[Dataset]
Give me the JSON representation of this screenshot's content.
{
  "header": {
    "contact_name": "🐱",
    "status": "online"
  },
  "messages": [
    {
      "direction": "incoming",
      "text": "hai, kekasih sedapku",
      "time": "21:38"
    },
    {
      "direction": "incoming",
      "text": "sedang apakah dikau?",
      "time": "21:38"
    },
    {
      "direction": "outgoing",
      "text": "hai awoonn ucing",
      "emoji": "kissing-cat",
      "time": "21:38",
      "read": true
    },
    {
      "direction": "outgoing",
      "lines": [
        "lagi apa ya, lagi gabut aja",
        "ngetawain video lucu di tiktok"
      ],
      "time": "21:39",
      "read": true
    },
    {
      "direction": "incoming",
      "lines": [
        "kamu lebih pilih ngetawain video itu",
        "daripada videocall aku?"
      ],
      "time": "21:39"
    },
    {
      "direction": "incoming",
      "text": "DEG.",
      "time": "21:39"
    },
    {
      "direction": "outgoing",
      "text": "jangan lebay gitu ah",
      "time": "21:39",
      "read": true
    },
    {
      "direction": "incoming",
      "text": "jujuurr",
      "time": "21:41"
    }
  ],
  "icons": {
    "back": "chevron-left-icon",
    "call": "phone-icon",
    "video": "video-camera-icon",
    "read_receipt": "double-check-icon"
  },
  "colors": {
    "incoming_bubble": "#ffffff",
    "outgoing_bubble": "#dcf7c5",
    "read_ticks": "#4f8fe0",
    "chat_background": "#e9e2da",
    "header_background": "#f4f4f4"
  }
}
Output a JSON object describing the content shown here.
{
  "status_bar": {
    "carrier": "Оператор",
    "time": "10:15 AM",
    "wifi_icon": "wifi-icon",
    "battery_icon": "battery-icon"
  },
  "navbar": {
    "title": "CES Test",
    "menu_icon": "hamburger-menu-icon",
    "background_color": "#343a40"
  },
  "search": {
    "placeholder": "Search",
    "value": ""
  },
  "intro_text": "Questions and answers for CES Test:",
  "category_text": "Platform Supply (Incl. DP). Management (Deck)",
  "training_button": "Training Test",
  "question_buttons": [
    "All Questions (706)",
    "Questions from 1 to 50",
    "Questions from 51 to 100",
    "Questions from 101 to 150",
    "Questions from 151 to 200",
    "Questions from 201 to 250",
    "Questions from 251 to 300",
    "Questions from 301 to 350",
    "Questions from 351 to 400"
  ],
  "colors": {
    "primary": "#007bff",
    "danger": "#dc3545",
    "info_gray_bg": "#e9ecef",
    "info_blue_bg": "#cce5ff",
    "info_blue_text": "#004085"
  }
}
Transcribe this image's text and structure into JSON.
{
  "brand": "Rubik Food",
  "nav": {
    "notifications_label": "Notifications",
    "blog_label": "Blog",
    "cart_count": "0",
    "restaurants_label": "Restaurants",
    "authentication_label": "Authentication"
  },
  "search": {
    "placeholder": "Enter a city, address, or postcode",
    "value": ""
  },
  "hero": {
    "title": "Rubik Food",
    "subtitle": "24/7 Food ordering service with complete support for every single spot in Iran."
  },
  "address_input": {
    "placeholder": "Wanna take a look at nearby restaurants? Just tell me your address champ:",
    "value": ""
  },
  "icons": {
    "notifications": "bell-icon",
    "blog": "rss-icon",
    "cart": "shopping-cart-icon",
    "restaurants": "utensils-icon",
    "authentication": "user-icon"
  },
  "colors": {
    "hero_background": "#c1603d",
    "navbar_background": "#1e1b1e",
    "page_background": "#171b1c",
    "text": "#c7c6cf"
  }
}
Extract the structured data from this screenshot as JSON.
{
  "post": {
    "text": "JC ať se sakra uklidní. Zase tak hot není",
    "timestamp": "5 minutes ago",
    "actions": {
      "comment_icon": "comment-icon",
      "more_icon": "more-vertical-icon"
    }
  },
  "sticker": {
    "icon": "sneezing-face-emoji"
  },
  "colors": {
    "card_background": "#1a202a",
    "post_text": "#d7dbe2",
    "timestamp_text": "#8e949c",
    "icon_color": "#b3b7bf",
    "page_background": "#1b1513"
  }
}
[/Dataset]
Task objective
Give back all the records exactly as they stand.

Response area
Give me the JSON representation of this screenshot's content.
{
  "header": {
    "contact_name": "🐱",
    "status": "online"
  },
  "messages": [
    {
      "direction": "incoming",
      "text": "hai, kekasih sedapku",
      "time": "21:38"
    },
    {
      "direction": "incoming",
      "text": "sedang apakah dikau?",
      "time": "21:38"
    },
    {
      "direction": "outgoing",
      "text": "hai awoonn ucing",
      "emoji": "kissing-cat",
      "time": "21:38",
      "read": true
    },
    {
      "direction": "outgoing",
      "lines": [
        "lagi apa ya, lagi gabut aja",
        "ngetawain video lucu di tiktok"
      ],
      "time": "21:39",
      "read": true
    },
    {
      "direction": "incoming",
      "lines": [
        "kamu lebih pilih ngetawain video itu",
        "daripada videocall aku?"
      ],
      "time": "21:39"
    },
    {
      "direction": "incoming",
      "text": "DEG.",
      "time": "21:39"
    },
    {
      "direction": "outgoing",
      "text": "jangan lebay gitu ah",
      "time": "21:39",
      "read": true
    },
    {
      "direction": "incoming",
      "text": "jujuurr",
      "time": "21:41"
    }
  ],
  "icons": {
    "back": "chevron-left-icon",
    "call": "phone-icon",
    "video": "video-camera-icon",
    "read_receipt": "double-check-icon"
  },
  "colors": {
    "incoming_bubble": "#ffffff",
    "outgoing_bubble": "#dcf7c5",
    "read_ticks": "#4f8fe0",
    "chat_background": "#e9e2da",
    "header_background": "#f4f4f4"
  }
}
Output a JSON object describing the content shown here.
{
  "status_bar": {
    "carrier": "Оператор",
    "time": "10:15 AM",
    "wifi_icon": "wifi-icon",
    "battery_icon": "battery-icon"
  },
  "navbar": {
    "title": "CES Test",
    "menu_icon": "hamburger-menu-icon",
    "background_color": "#343a40"
  },
  "search": {
    "placeholder": "Search",
    "value": ""
  },
  "intro_text": "Questions and answers for CES Test:",
  "category_text": "Platform Supply (Incl. DP). Management (Deck)",
  "training_button": "Training Test",
  "question_buttons": [
    "All Questions (706)",
    "Questions from 1 to 50",
    "Questions from 51 to 100",
    "Questions from 101 to 150",
    "Questions from 151 to 200",
    "Questions from 201 to 250",
    "Questions from 251 to 300",
    "Questions from 301 to 350",
    "Questions from 351 to 400"
  ],
  "colors": {
    "primary": "#007bff",
    "danger": "#dc3545",
    "info_gray_bg": "#e9ecef",
    "info_blue_bg": "#cce5ff",
    "info_blue_text": "#004085"
  }
}
Transcribe this image's text and structure into JSON.
{
  "brand": "Rubik Food",
  "nav": {
    "notifications_label": "Notifications",
    "blog_label": "Blog",
    "cart_count": "0",
    "restaurants_label": "Restaurants",
    "authentication_label": "Authentication"
  },
  "search": {
    "placeholder": "Enter a city, address, or postcode",
    "value": ""
  },
  "hero": {
    "title": "Rubik Food",
    "subtitle": "24/7 Food ordering service with complete support for every single spot in Iran."
  },
  "address_input": {
    "placeholder": "Wanna take a look at nearby restaurants? Just tell me your address champ:",
    "value": ""
  },
  "icons": {
    "notifications": "bell-icon",
    "blog": "rss-icon",
    "cart": "shopping-cart-icon",
    "restaurants": "utensils-icon",
    "authentication": "user-icon"
  },
  "colors": {
    "hero_background": "#c1603d",
    "navbar_background": "#1e1b1e",
    "page_background": "#171b1c",
    "text": "#c7c6cf"
  }
}
Extract the structured data from this screenshot as JSON.
{
  "post": {
    "text": "JC ať se sakra uklidní. Zase tak hot není",
    "timestamp": "5 minutes ago",
    "actions": {
      "comment_icon": "comment-icon",
      "more_icon": "more-vertical-icon"
    }
  },
  "sticker": {
    "icon": "sneezing-face-emoji"
  },
  "colors": {
    "card_background": "#1a202a",
    "post_text": "#d7dbe2",
    "timestamp_text": "#8e949c",
    "icon_color": "#b3b7bf",
    "page_background": "#1b1513"
  }
}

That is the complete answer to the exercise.